The new 500mm Mk II and 600mm Mk II telephotos from Canon are smaller, lighter and purportedly sharper than their predecessors. Unfortunately, they're also considerably more expensive. Given the choice of the new supertelephotos, I would still go with the 500mm. Smaller and more versatile still trump a larger lens when traveling and occasionally handholding the lens in the field. I often photograph from kayaks and while stalking small birds, in which cases, using a tripod isn't possible. Still, every movement is magnified with a supertelephoto, so be sure to invest in a sturdy tripod and a robust ballhead for your long lens, and use it faithfully whenever conditions allow.
Q I've been asked to give an image program at our camera club.
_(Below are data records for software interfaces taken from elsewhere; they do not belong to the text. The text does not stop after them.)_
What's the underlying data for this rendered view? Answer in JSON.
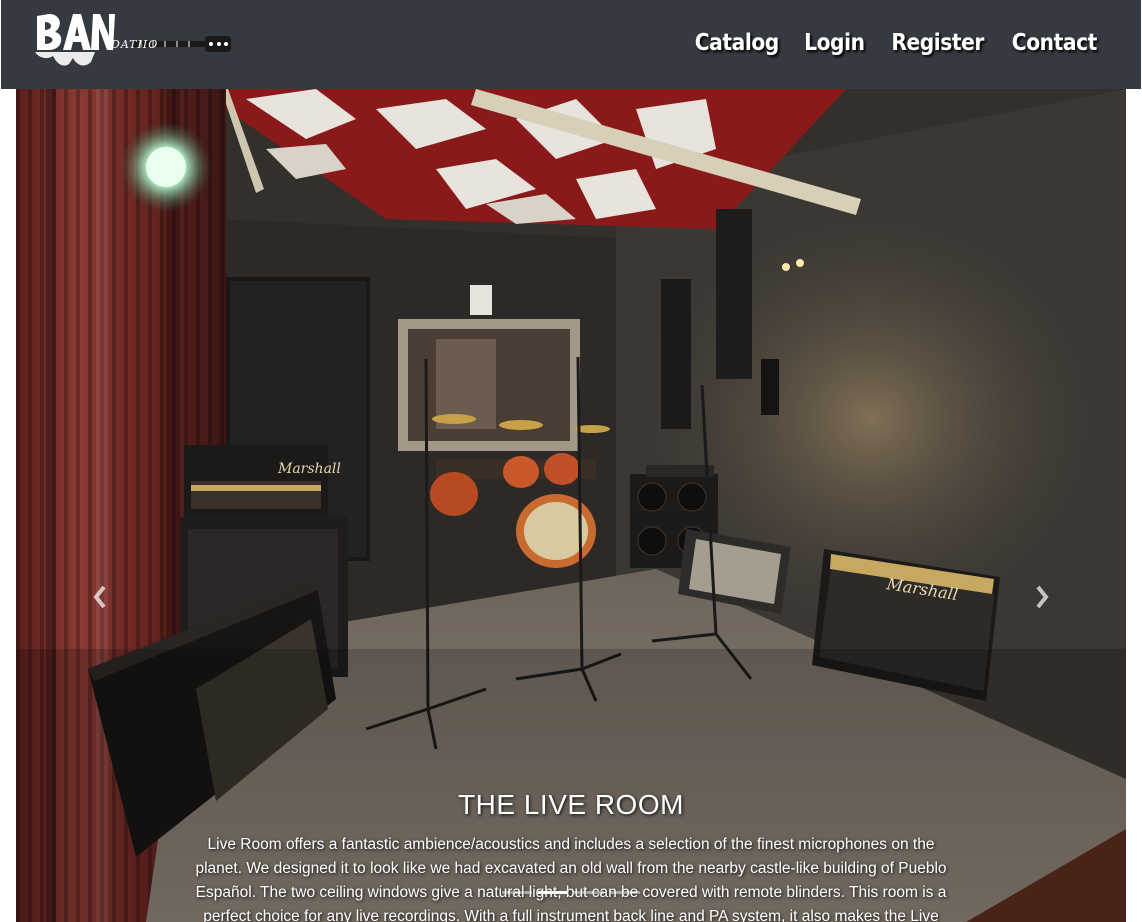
{
  "brand": {
    "logo_text": "BAN",
    "logo_suffix": "DATIIO",
    "icon": "band-logo-icon"
  },
  "nav": {
    "items": [
      {
        "label": "Catalog"
      },
      {
        "label": "Login"
      },
      {
        "label": "Register"
      },
      {
        "label": "Contact"
      }
    ]
  },
  "carousel": {
    "image_icon": "live-room-photo",
    "prev_icon": "chevron-left-icon",
    "next_icon": "chevron-right-icon",
    "caption": {
      "title": "THE LIVE ROOM",
      "text": "Live Room offers a fantastic ambience/acoustics and includes a selection of the finest microphones on the planet. We designed it to look like we had excavated an old wall from the nearby castle-like building of Pueblo Español. The two ceiling windows give a natural light, but can be covered with remote blinders. This room is a perfect choice for any live recordings. With a full instrument back line and PA system, it also makes the Live Room a perfect place for intimate show-cases."
    },
    "indicators": {
      "count": 4,
      "active_index": 1
    }
  },
  "colors": {
    "navbar": "#343a40",
    "nav_text": "#ffffff",
    "caption_text": "#ffffff"
  }
}
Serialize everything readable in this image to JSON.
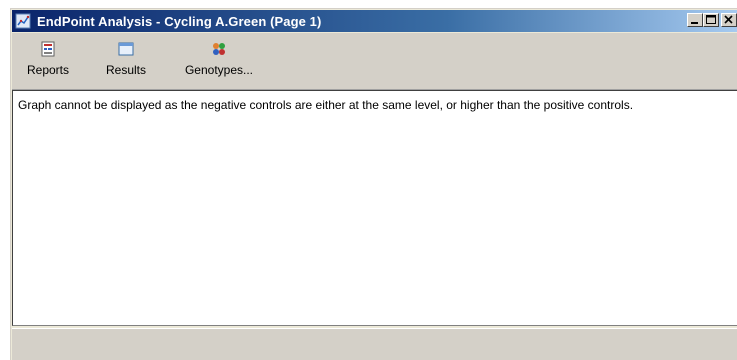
{
  "window": {
    "title": "EndPoint Analysis - Cycling A.Green (Page 1)",
    "icon": "chart-window-icon"
  },
  "titlebar_buttons": {
    "minimize": "minimize-icon",
    "maximize": "maximize-icon",
    "close": "close-icon"
  },
  "toolbar": {
    "reports_label": "Reports",
    "results_label": "Results",
    "genotypes_label": "Genotypes..."
  },
  "content": {
    "message": "Graph cannot be displayed as the negative controls are either at the same level, or higher than the positive controls."
  },
  "colors": {
    "titlebar_start": "#0a246a",
    "titlebar_end": "#a6caf0",
    "chrome": "#d4d0c8",
    "content_bg": "#ffffff"
  }
}
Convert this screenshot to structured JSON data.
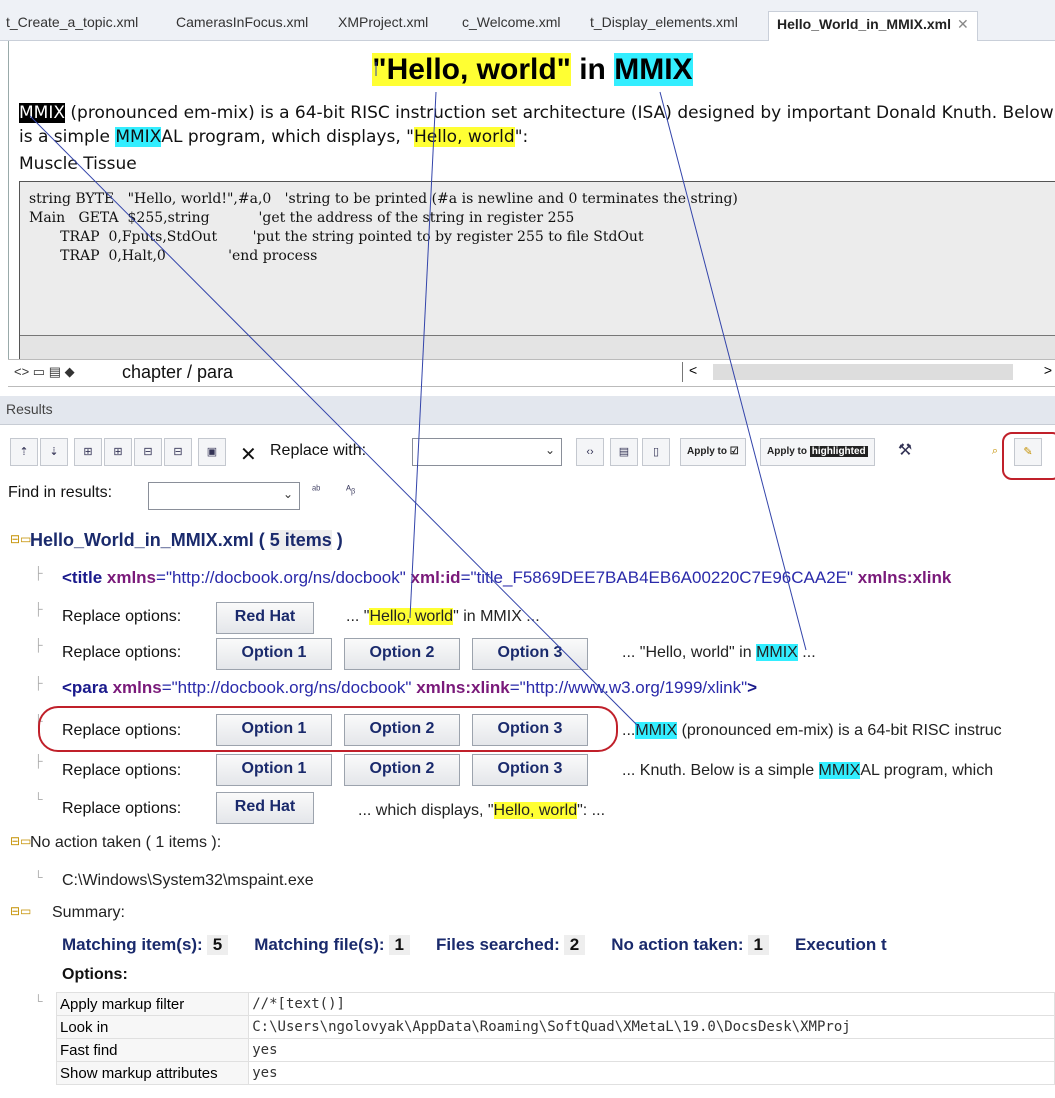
{
  "tabs": [
    {
      "label": "t_Create_a_topic.xml"
    },
    {
      "label": "CamerasInFocus.xml"
    },
    {
      "label": "XMProject.xml"
    },
    {
      "label": "c_Welcome.xml"
    },
    {
      "label": "t_Display_elements.xml"
    },
    {
      "label": "Hello_World_in_MMIX.xml",
      "close": "✕"
    }
  ],
  "document": {
    "title_part1": "\"Hello, world\"",
    "title_part2": " in ",
    "title_part3": "MMIX",
    "para_mmix": "MMIX",
    "para_text1": " (pronounced em-mix) is a 64-bit RISC instruction set architecture (ISA) designed by important Donald Knuth. Below is a simple ",
    "para_mmixal_hl": "MMIX",
    "para_text2": "AL program, which displays, \"",
    "para_hw": "Hello, world",
    "para_text3": "\":",
    "muscle": "Muscle Tissue",
    "code": "string BYTE   \"Hello, world!\",#a,0   'string to be printed (#a is newline and 0 terminates the string)\nMain   GETA  $255,string           'get the address of the string in register 255\n       TRAP  0,Fputs,StdOut        'put the string pointed to by register 255 to file StdOut\n       TRAP  0,Halt,0              'end process"
  },
  "statusbar": {
    "icons": "<> ▭ ▤ ◆",
    "path": "chapter / para",
    "scroll_left": "<",
    "scroll_right": ">"
  },
  "results": {
    "header": "Results",
    "replace_with_label": "Replace with:",
    "find_in_results_label": "Find in results:",
    "apply_to": "Apply to ☑",
    "apply_to_highlighted_prefix": "Apply to ",
    "apply_to_highlighted_word": "highlighted",
    "close_x": "✕"
  },
  "tree": {
    "file": "Hello_World_in_MMIX.xml ( ",
    "file_count": "5 items",
    "file_end": " )",
    "title_tag": "<title",
    "title_attr1": " xmlns",
    "title_val1": "=\"http://docbook.org/ns/docbook\"",
    "title_attr2": " xml:id",
    "title_val2": "=\"title_F5869DEE7BAB4EB6A00220C7E96CAA2E\"",
    "title_attr3": " xmlns:xlink",
    "para_tag": "<para",
    "para_attr1": " xmlns",
    "para_val1": "=\"http://docbook.org/ns/docbook\"",
    "para_attr2": " xmlns:xlink",
    "para_val2": "=\"http://www.w3.org/1999/xlink\"",
    "para_end": ">",
    "replace_label": "Replace options:",
    "red_hat": "Red Hat",
    "option1": "Option 1",
    "option2": "Option 2",
    "option3": "Option 3",
    "snip1_a": "... \"",
    "snip1_hl": "Hello, world",
    "snip1_b": "\" in MMIX ...",
    "snip2_a": "... \"Hello, world\" in ",
    "snip2_hl": "MMIX",
    "snip2_b": " ...",
    "snip3_a": "...",
    "snip3_hl": "MMIX",
    "snip3_b": " (pronounced em-mix) is a 64-bit RISC instruc",
    "snip4_a": "... Knuth. Below is a simple ",
    "snip4_hl": "MMIX",
    "snip4_b": "AL program, which",
    "snip5_a": "... which displays, \"",
    "snip5_hl": "Hello, world",
    "snip5_b": "\": ...",
    "no_action": "No action taken ( 1 items ):",
    "no_action_path": "C:\\Windows\\System32\\mspaint.exe",
    "summary": "Summary:",
    "matching_items_label": "Matching item(s):",
    "matching_items": "5",
    "matching_files_label": "Matching file(s):",
    "matching_files": "1",
    "files_searched_label": "Files searched:",
    "files_searched": "2",
    "no_action_taken_label": "No action taken:",
    "no_action_taken": "1",
    "execution_label": "Execution t",
    "options_label": "Options:",
    "options": [
      {
        "k": "Apply markup filter",
        "v": "//*[text()]"
      },
      {
        "k": "Look in",
        "v": "C:\\Users\\ngolovyak\\AppData\\Roaming\\SoftQuad\\XMetaL\\19.0\\DocsDesk\\XMProj"
      },
      {
        "k": "Fast find",
        "v": "yes"
      },
      {
        "k": "Show markup attributes",
        "v": "yes"
      }
    ]
  }
}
What presentation program do you use for your programs? I'm working with a Windows laptop.
Los Angeles, California
A All the programs I give on my Mac around the country are presented using Microsoft PowerPoint. A program for Windows that's less expensive and has many great features is ProShow Gold from Photodex. It's at version 4.52 with a cost of $69.95. You can incorporate videos and music, as well as many cool animations to add interest to your show.
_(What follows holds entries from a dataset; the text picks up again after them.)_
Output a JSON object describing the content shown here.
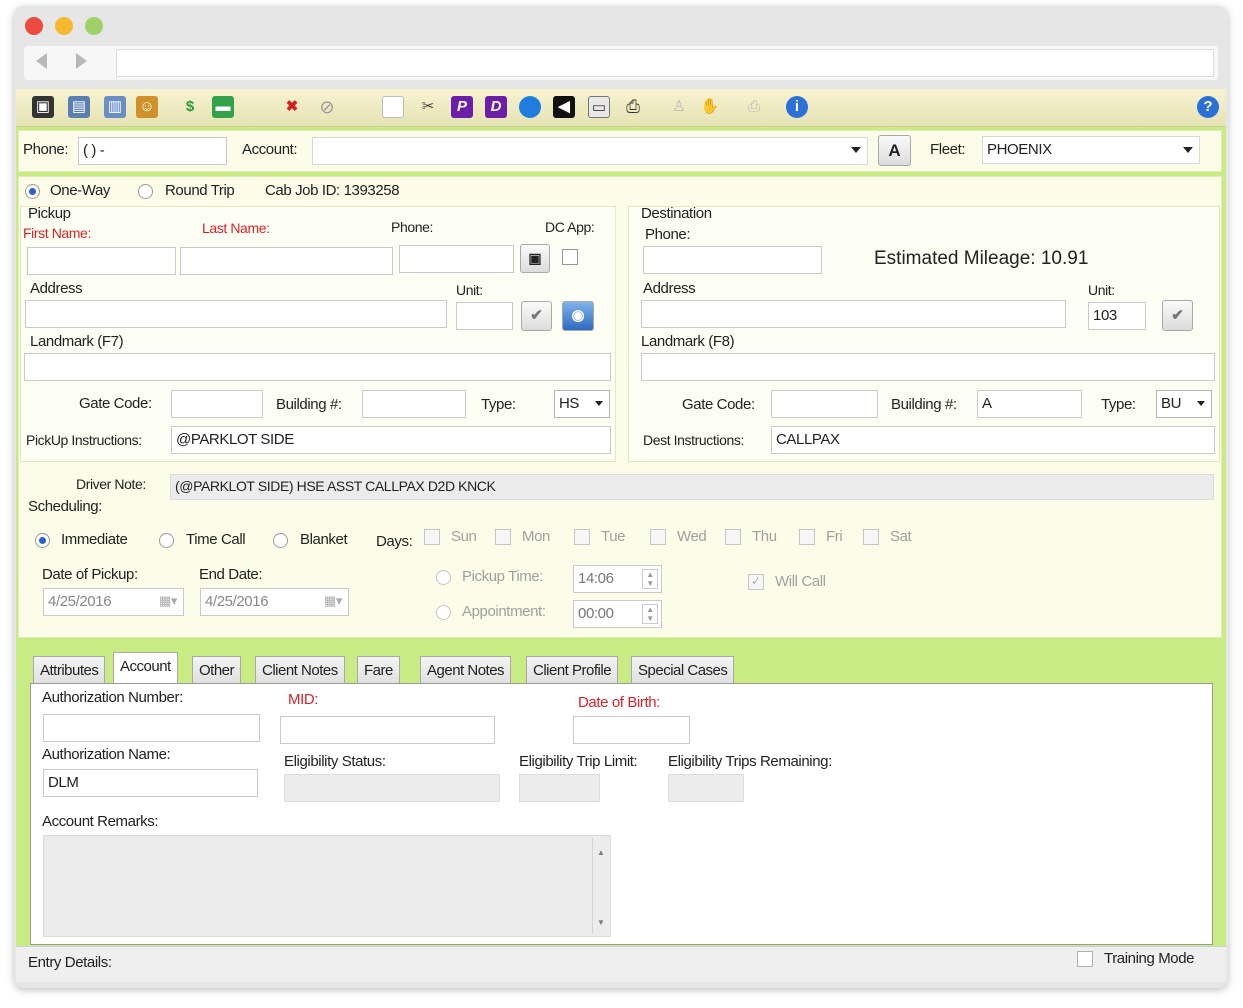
{
  "toolbar": {
    "icons": [
      "binoculars-icon",
      "document-search-icon",
      "window-icon",
      "user-icon",
      "dollar-icon",
      "car-icon",
      "delete-icon",
      "cancel-icon",
      "blank-document-icon",
      "tools-icon",
      "p-icon",
      "d-icon",
      "globe-icon",
      "back-arrow-icon",
      "card-icon",
      "printer-icon",
      "person-disabled-icon",
      "hand-disabled-icon",
      "print-disabled-icon",
      "info-icon",
      "help-icon"
    ]
  },
  "header": {
    "phone_label": "Phone:",
    "phone_value": "( )  -",
    "account_label": "Account:",
    "account_value": "",
    "a_button": "A",
    "fleet_label": "Fleet:",
    "fleet_value": "PHOENIX"
  },
  "trip": {
    "one_way": "One-Way",
    "round_trip": "Round Trip",
    "cab_job": "Cab Job ID: 1393258"
  },
  "pickup": {
    "title": "Pickup",
    "first_name": "First Name:",
    "last_name": "Last Name:",
    "phone": "Phone:",
    "dc_app": "DC App:",
    "address": "Address",
    "unit": "Unit:",
    "landmark": "Landmark (F7)",
    "gate_code": "Gate Code:",
    "building": "Building #:",
    "type_label": "Type:",
    "type_value": "HS",
    "instructions_label": "PickUp Instructions:",
    "instructions_value": "@PARKLOT SIDE"
  },
  "destination": {
    "title": "Destination",
    "phone": "Phone:",
    "mileage": "Estimated Mileage: 10.91",
    "address": "Address",
    "unit": "Unit:",
    "unit_value": "103",
    "landmark": "Landmark (F8)",
    "gate_code": "Gate Code:",
    "building": "Building #:",
    "building_value": "A",
    "type_label": "Type:",
    "type_value": "BU",
    "instructions_label": "Dest Instructions:",
    "instructions_value": "CALLPAX"
  },
  "driver_note": {
    "label": "Driver Note:",
    "value": "(@PARKLOT SIDE) HSE ASST CALLPAX D2D KNCK"
  },
  "scheduling": {
    "title": "Scheduling:",
    "immediate": "Immediate",
    "time_call": "Time Call",
    "blanket": "Blanket",
    "days_label": "Days:",
    "days": [
      "Sun",
      "Mon",
      "Tue",
      "Wed",
      "Thu",
      "Fri",
      "Sat"
    ],
    "date_pickup_label": "Date of Pickup:",
    "date_pickup": "4/25/2016",
    "end_date_label": "End Date:",
    "end_date": "4/25/2016",
    "pickup_time_label": "Pickup Time:",
    "pickup_time": "14:06",
    "appointment_label": "Appointment:",
    "appointment_time": "00:00",
    "will_call": "Will Call"
  },
  "tabs": [
    "Attributes",
    "Account",
    "Other",
    "Client Notes",
    "Fare",
    "Agent Notes",
    "Client Profile",
    "Special Cases"
  ],
  "account_tab": {
    "auth_number": "Authorization Number:",
    "mid": "MID:",
    "dob": "Date of Birth:",
    "auth_name": "Authorization Name:",
    "auth_name_value": "DLM",
    "elig_status": "Eligibility Status:",
    "elig_trip_limit": "Eligibility Trip Limit:",
    "elig_trips_remaining": "Eligibility Trips Remaining:",
    "remarks": "Account Remarks:"
  },
  "status": {
    "entry_details": "Entry Details:",
    "training_mode": "Training Mode"
  }
}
Within my main PowerPoint presentation, I typically insert additional programs for variety using Animoto for Windows or Mac and Boinx FotoMagico 3 for Mac. Animoto is a very powerful program: You upload a number of images and music to Animoto's website, and a computer mixes it with stunning animations not normally available to us mere mortal photographers. The program was developed for wedding photographers to market to their clients. I find it works great for outdoor subjects, as well. A free trial version will give you an idea of what it can do. The Plus version is $30 a year; the Pro version runs $249 for unlimited use for 12 months. It's not cheap, but it does amazing things.
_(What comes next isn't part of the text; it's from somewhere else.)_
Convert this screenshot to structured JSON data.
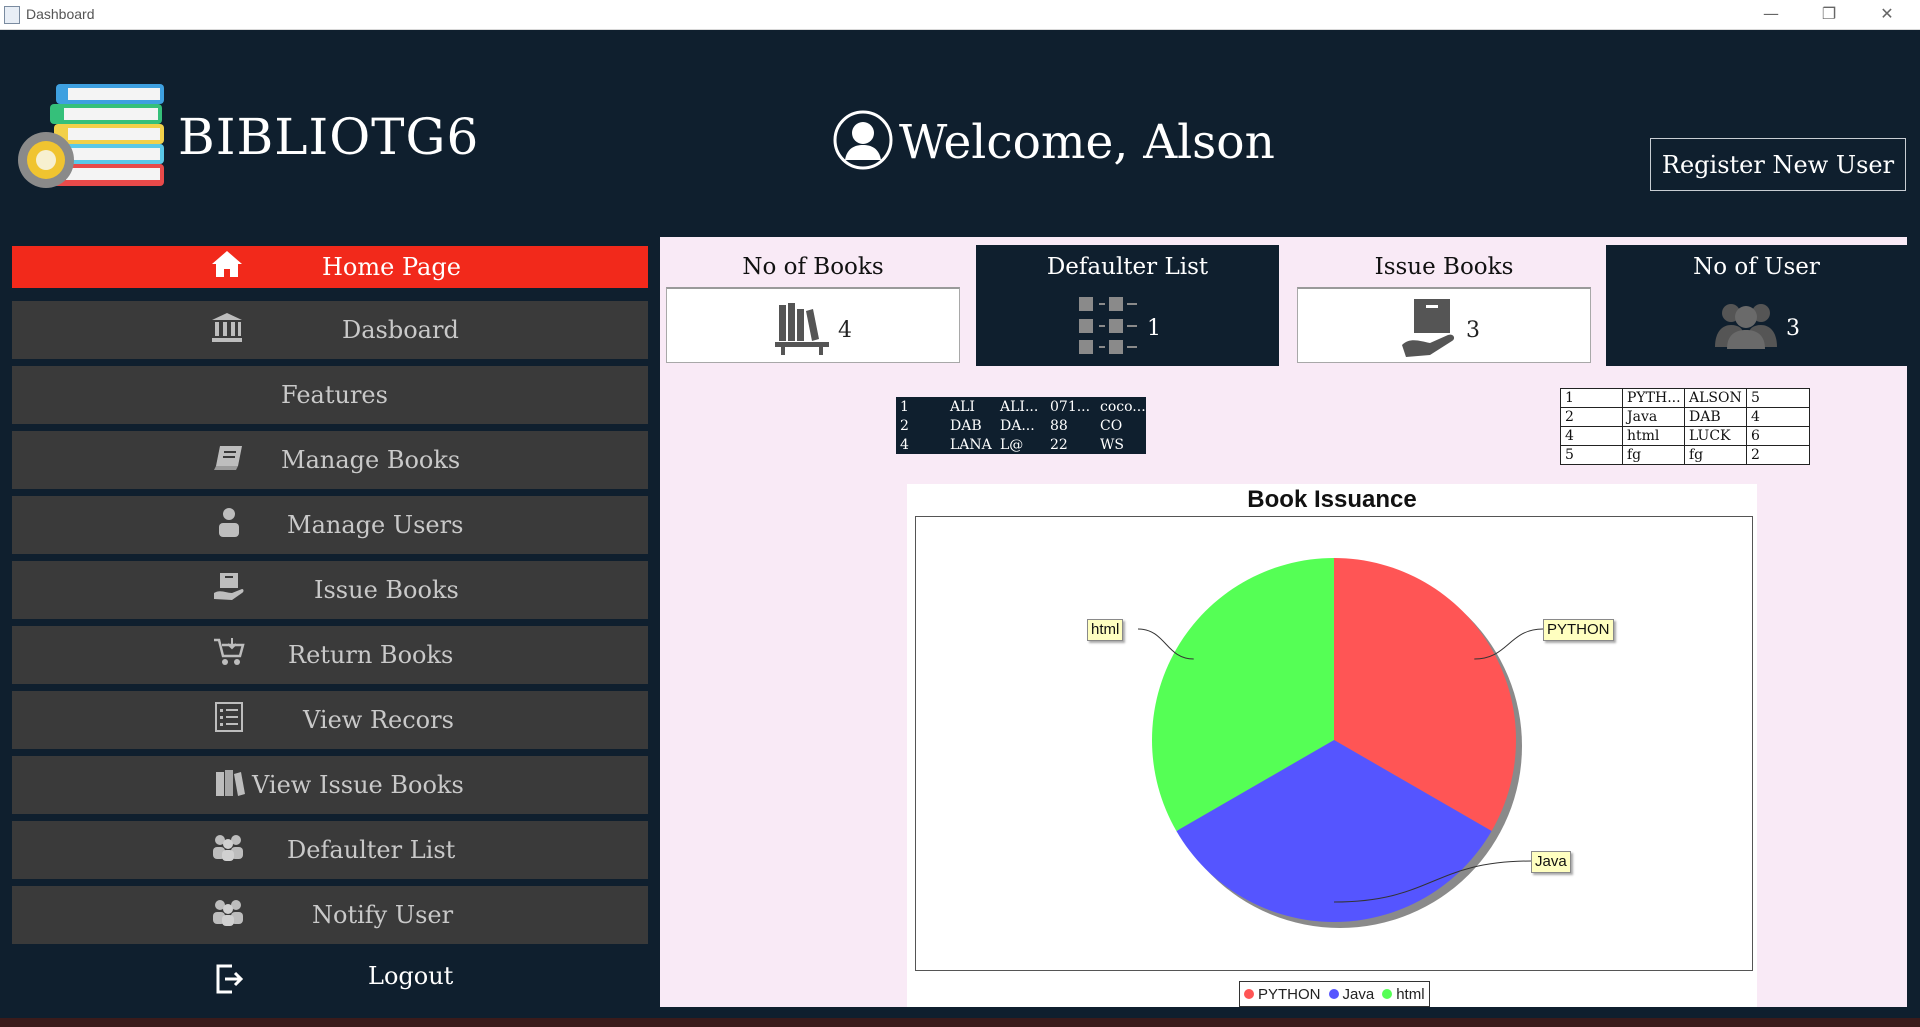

Photos On The Level
Q I want to level my tripod for both panoramas and video pans, but there isn't a bubble level on the tripod base. Any suggestions on accomplishing this without buying an expensive new tripod?
A There's an accessory out there from Really Right Stuff (RRS) that should work for you. RRS offers two sizes of Tripod Leveling Plates equipped with a spirit level ($45). You place the plate between the tripod column base and the head, and use the spirit level to help you position the tripod legs accurately.
While this accessory works great for leveling your tripod, you still need to level the camera with a simple two-axis bubble level that fits into the camera's hot-shoe. The combination will let you pan for a series of panorama shots or video with a horizon that's consistent from one end to the other.
For information about upcoming seminars and digital-imaging workshops, visit www.georgelepp.com. If you have any tips or questions, address them to: OUTDOOR PHOTOGRAPHER, Dept. TT, George Lepp, 12121 Wilshire Blvd., Suite 1200, Los Angeles, CA 90025-1176 or online at www.georgelepp.com.